▶ Problem to work on
Please print each record exactly, omitting none of them.

▶ Data section

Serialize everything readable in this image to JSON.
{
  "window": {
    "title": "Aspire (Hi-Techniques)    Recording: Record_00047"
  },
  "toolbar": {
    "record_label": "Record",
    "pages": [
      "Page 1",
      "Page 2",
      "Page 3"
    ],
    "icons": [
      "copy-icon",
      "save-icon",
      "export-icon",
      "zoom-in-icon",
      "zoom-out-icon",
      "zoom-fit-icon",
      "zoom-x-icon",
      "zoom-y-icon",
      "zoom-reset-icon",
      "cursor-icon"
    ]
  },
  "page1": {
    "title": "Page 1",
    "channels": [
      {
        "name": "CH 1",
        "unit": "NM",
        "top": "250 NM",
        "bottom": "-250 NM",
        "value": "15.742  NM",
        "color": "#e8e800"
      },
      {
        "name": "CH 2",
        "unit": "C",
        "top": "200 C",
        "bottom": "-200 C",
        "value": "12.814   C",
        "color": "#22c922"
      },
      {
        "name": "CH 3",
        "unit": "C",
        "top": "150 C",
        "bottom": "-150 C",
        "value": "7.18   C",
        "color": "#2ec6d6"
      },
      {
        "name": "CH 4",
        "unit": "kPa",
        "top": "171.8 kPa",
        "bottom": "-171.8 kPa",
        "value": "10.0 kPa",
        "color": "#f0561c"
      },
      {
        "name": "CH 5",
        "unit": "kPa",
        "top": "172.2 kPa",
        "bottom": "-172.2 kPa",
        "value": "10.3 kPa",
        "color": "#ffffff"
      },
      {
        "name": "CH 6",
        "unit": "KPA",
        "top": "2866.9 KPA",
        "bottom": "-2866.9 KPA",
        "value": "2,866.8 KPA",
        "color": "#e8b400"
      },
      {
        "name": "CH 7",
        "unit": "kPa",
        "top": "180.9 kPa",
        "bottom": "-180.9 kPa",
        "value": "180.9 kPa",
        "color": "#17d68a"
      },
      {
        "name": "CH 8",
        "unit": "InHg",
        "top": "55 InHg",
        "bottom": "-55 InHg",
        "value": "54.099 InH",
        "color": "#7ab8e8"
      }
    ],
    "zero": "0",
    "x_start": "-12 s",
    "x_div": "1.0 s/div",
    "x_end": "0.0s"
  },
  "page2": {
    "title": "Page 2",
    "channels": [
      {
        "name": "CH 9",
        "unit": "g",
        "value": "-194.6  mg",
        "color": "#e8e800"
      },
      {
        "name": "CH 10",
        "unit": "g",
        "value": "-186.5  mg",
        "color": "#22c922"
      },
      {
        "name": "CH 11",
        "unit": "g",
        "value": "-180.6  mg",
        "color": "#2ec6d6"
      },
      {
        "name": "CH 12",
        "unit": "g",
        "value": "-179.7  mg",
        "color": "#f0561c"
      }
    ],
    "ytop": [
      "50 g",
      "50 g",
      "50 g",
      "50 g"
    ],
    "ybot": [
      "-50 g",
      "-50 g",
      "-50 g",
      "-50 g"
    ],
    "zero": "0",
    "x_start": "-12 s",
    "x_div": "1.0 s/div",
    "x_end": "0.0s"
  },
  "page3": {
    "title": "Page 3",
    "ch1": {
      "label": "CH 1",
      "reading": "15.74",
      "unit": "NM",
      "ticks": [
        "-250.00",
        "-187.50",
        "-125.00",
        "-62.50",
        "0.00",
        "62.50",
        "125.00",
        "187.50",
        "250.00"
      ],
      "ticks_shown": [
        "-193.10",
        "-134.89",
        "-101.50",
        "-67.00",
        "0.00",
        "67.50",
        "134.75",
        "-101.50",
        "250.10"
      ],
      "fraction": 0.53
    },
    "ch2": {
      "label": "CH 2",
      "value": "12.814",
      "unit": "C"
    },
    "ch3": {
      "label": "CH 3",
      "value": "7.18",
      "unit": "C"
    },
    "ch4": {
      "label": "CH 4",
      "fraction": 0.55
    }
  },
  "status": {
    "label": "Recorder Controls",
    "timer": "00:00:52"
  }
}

▶ Solution to this problem
Serialize everything readable in this image to JSON.
{
  "window": {
    "title": "Aspire (Hi-Techniques)    Recording: Record_00047"
  },
  "toolbar": {
    "record_label": "Record",
    "pages": [
      "Page 1",
      "Page 2",
      "Page 3"
    ],
    "icons": [
      "copy-icon",
      "save-icon",
      "export-icon",
      "zoom-in-icon",
      "zoom-out-icon",
      "zoom-fit-icon",
      "zoom-x-icon",
      "zoom-y-icon",
      "zoom-reset-icon",
      "cursor-icon"
    ]
  },
  "page1": {
    "title": "Page 1",
    "channels": [
      {
        "name": "CH 1",
        "unit": "NM",
        "top": "250 NM",
        "bottom": "-250 NM",
        "value": "15.742  NM",
        "color": "#e8e800"
      },
      {
        "name": "CH 2",
        "unit": "C",
        "top": "200 C",
        "bottom": "-200 C",
        "value": "12.814   C",
        "color": "#22c922"
      },
      {
        "name": "CH 3",
        "unit": "C",
        "top": "150 C",
        "bottom": "-150 C",
        "value": "7.18   C",
        "color": "#2ec6d6"
      },
      {
        "name": "CH 4",
        "unit": "kPa",
        "top": "171.8 kPa",
        "bottom": "-171.8 kPa",
        "value": "10.0 kPa",
        "color": "#f0561c"
      },
      {
        "name": "CH 5",
        "unit": "kPa",
        "top": "172.2 kPa",
        "bottom": "-172.2 kPa",
        "value": "10.3 kPa",
        "color": "#ffffff"
      },
      {
        "name": "CH 6",
        "unit": "KPA",
        "top": "2866.9 KPA",
        "bottom": "-2866.9 KPA",
        "value": "2,866.8 KPA",
        "color": "#e8b400"
      },
      {
        "name": "CH 7",
        "unit": "kPa",
        "top": "180.9 kPa",
        "bottom": "-180.9 kPa",
        "value": "180.9 kPa",
        "color": "#17d68a"
      },
      {
        "name": "CH 8",
        "unit": "InHg",
        "top": "55 InHg",
        "bottom": "-55 InHg",
        "value": "54.099 InH",
        "color": "#7ab8e8"
      }
    ],
    "zero": "0",
    "x_start": "-12 s",
    "x_div": "1.0 s/div",
    "x_end": "0.0s"
  },
  "page2": {
    "title": "Page 2",
    "channels": [
      {
        "name": "CH 9",
        "unit": "g",
        "value": "-194.6  mg",
        "color": "#e8e800"
      },
      {
        "name": "CH 10",
        "unit": "g",
        "value": "-186.5  mg",
        "color": "#22c922"
      },
      {
        "name": "CH 11",
        "unit": "g",
        "value": "-180.6  mg",
        "color": "#2ec6d6"
      },
      {
        "name": "CH 12",
        "unit": "g",
        "value": "-179.7  mg",
        "color": "#f0561c"
      }
    ],
    "ytop": [
      "50 g",
      "50 g",
      "50 g",
      "50 g"
    ],
    "ybot": [
      "-50 g",
      "-50 g",
      "-50 g",
      "-50 g"
    ],
    "zero": "0",
    "x_start": "-12 s",
    "x_div": "1.0 s/div",
    "x_end": "0.0s"
  },
  "page3": {
    "title": "Page 3",
    "ch1": {
      "label": "CH 1",
      "reading": "15.74",
      "unit": "NM",
      "ticks": [
        "-250.00",
        "-187.50",
        "-125.00",
        "-62.50",
        "0.00",
        "62.50",
        "125.00",
        "187.50",
        "250.00"
      ],
      "ticks_shown": [
        "-193.10",
        "-134.89",
        "-101.50",
        "-67.00",
        "0.00",
        "67.50",
        "134.75",
        "-101.50",
        "250.10"
      ],
      "fraction": 0.53
    },
    "ch2": {
      "label": "CH 2",
      "value": "12.814",
      "unit": "C"
    },
    "ch3": {
      "label": "CH 3",
      "value": "7.18",
      "unit": "C"
    },
    "ch4": {
      "label": "CH 4",
      "fraction": 0.55
    }
  },
  "status": {
    "label": "Recorder Controls",
    "timer": "00:00:52"
  }
}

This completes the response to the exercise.